RECORDS FOR THE EXERCISE:
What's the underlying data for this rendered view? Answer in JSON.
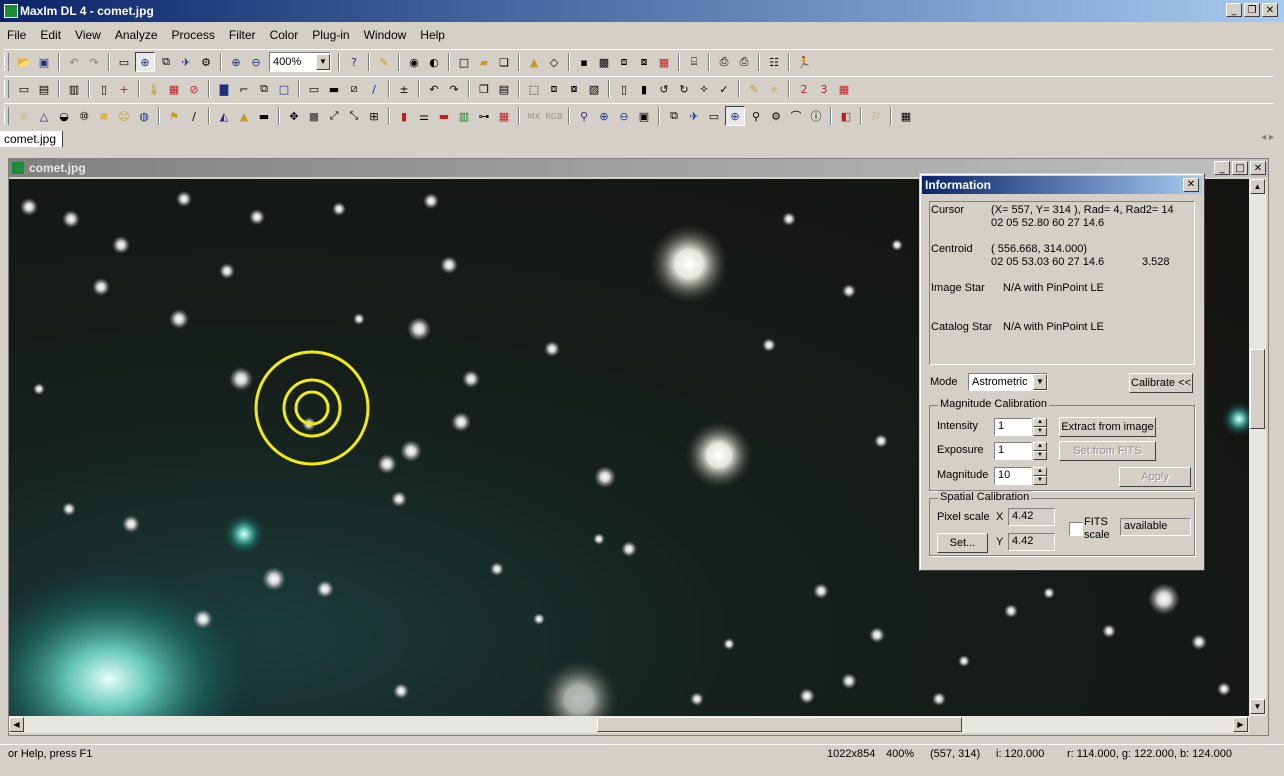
{
  "window": {
    "title": "MaxIm DL 4 - comet.jpg"
  },
  "menu": [
    "File",
    "Edit",
    "View",
    "Analyze",
    "Process",
    "Filter",
    "Color",
    "Plug-in",
    "Window",
    "Help"
  ],
  "toolbar": {
    "zoom_value": "400%"
  },
  "doc_tab": {
    "label": "comet.jpg"
  },
  "child_window": {
    "title": "comet.jpg"
  },
  "info": {
    "title": "Information",
    "cursor_label": "Cursor",
    "cursor_line1": "(X=  557, Y=  314 ), Rad=  4, Rad2= 14",
    "cursor_line2": "02 05 52.80     60 27 14.6",
    "centroid_label": "Centroid",
    "centroid_line1": "( 556.668, 314.000)",
    "centroid_line2": "02 05 53.03     60 27 14.6",
    "centroid_value": "3.528",
    "image_star_label": "Image Star",
    "image_star_value": "N/A with PinPoint LE",
    "catalog_star_label": "Catalog Star",
    "catalog_star_value": "N/A with PinPoint LE",
    "mode_label": "Mode",
    "mode_value": "Astrometric",
    "calibrate_button": "Calibrate <<",
    "mag_group": "Magnitude Calibration",
    "intensity_label": "Intensity",
    "intensity_value": "1",
    "exposure_label": "Exposure",
    "exposure_value": "1",
    "magnitude_label": "Magnitude",
    "magnitude_value": "10",
    "extract_button": "Extract from image",
    "set_fits_button": "Set from FITS",
    "apply_button": "Apply",
    "spatial_group": "Spatial Calibration",
    "pixel_scale_label": "Pixel scale",
    "x_label": "X",
    "x_value": "4.42",
    "y_label": "Y",
    "y_value": "4.42",
    "set_button": "Set...",
    "fits_label_line1": "FITS",
    "fits_label_line2": "scale",
    "fits_value": "available"
  },
  "status": {
    "help": "or Help, press F1",
    "size": "1022x854",
    "zoom": "400%",
    "coords": "(557, 314)",
    "intensity": "i:  120.000",
    "rgb": "r:  114.000, g:  122.000, b:  124.000"
  },
  "colors": {
    "aperture": "#f2ea14",
    "title_active": "#0a246a"
  }
}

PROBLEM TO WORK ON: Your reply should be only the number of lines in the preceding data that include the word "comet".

WRITTEN RESPONSE: 3